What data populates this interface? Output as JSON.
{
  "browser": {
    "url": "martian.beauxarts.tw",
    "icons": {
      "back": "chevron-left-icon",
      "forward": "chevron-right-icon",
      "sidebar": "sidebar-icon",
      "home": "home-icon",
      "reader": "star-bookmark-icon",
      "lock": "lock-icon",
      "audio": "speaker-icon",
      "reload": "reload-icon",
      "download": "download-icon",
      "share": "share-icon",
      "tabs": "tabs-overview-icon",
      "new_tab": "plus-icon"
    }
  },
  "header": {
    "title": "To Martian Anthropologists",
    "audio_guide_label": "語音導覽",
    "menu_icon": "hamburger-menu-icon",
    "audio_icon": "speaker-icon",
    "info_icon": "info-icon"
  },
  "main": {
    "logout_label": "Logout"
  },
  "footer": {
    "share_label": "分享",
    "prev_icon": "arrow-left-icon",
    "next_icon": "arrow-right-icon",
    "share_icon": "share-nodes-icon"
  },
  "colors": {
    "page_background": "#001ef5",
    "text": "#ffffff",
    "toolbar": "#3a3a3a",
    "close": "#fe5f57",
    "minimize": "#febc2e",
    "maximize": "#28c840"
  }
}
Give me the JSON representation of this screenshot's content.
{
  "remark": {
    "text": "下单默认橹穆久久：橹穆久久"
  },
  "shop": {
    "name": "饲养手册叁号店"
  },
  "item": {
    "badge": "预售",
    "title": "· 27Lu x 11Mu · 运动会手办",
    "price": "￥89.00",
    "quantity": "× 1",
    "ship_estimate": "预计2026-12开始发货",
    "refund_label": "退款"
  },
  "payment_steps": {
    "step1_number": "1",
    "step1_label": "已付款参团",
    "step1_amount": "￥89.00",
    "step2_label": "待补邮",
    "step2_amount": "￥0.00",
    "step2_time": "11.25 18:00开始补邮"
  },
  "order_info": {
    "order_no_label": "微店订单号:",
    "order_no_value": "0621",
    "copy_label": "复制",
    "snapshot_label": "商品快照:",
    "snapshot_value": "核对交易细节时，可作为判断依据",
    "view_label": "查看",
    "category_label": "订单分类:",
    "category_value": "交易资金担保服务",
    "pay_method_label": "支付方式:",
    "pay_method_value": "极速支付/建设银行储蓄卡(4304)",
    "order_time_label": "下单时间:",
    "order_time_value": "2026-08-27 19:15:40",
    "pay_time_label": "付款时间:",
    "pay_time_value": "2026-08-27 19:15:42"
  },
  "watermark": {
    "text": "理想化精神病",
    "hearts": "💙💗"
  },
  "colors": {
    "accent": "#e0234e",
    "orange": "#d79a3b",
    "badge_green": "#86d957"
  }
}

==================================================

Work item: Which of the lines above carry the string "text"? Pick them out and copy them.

Response to the task:
    "text": "#ffffff",
    "text": "下单默认橹穆久久：橹穆久久"
    "text": "理想化精神病",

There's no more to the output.